**Description of the task**
Restate all of the entries exactly. Any picture in them should be skipped.

Element data from apps and pages

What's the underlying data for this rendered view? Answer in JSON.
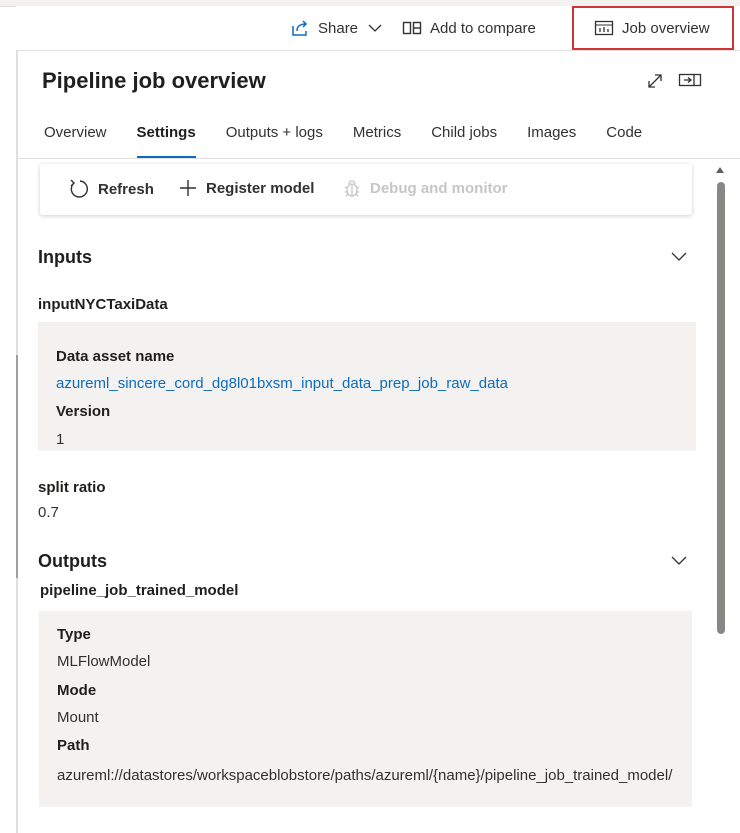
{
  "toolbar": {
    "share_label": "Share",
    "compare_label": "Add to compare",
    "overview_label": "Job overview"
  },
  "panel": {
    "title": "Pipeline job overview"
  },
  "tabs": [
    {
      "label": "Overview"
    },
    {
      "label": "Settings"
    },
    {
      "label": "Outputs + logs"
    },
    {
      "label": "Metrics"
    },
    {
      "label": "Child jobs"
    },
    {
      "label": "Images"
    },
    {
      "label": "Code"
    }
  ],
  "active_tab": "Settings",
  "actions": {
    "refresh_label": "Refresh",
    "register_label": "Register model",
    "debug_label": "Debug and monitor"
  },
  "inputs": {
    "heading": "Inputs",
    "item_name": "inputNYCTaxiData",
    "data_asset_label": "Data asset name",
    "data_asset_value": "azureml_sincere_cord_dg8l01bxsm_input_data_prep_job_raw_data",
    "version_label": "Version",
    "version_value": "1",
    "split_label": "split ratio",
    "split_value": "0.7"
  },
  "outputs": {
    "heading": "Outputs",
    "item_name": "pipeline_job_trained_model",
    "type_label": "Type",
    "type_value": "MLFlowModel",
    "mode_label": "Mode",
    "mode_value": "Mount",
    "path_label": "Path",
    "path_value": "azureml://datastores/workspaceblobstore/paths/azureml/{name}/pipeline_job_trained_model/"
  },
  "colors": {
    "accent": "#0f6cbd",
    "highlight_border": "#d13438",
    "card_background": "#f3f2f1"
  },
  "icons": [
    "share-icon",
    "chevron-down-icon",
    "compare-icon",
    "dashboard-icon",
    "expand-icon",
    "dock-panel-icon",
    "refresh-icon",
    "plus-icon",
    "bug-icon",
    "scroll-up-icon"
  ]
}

**Response**
What's the underlying data for this rendered view? Answer in JSON.
{
  "toolbar": {
    "share_label": "Share",
    "compare_label": "Add to compare",
    "overview_label": "Job overview"
  },
  "panel": {
    "title": "Pipeline job overview"
  },
  "tabs": [
    {
      "label": "Overview"
    },
    {
      "label": "Settings"
    },
    {
      "label": "Outputs + logs"
    },
    {
      "label": "Metrics"
    },
    {
      "label": "Child jobs"
    },
    {
      "label": "Images"
    },
    {
      "label": "Code"
    }
  ],
  "active_tab": "Settings",
  "actions": {
    "refresh_label": "Refresh",
    "register_label": "Register model",
    "debug_label": "Debug and monitor"
  },
  "inputs": {
    "heading": "Inputs",
    "item_name": "inputNYCTaxiData",
    "data_asset_label": "Data asset name",
    "data_asset_value": "azureml_sincere_cord_dg8l01bxsm_input_data_prep_job_raw_data",
    "version_label": "Version",
    "version_value": "1",
    "split_label": "split ratio",
    "split_value": "0.7"
  },
  "outputs": {
    "heading": "Outputs",
    "item_name": "pipeline_job_trained_model",
    "type_label": "Type",
    "type_value": "MLFlowModel",
    "mode_label": "Mode",
    "mode_value": "Mount",
    "path_label": "Path",
    "path_value": "azureml://datastores/workspaceblobstore/paths/azureml/{name}/pipeline_job_trained_model/"
  },
  "colors": {
    "accent": "#0f6cbd",
    "highlight_border": "#d13438",
    "card_background": "#f3f2f1"
  },
  "icons": [
    "share-icon",
    "chevron-down-icon",
    "compare-icon",
    "dashboard-icon",
    "expand-icon",
    "dock-panel-icon",
    "refresh-icon",
    "plus-icon",
    "bug-icon",
    "scroll-up-icon"
  ]
}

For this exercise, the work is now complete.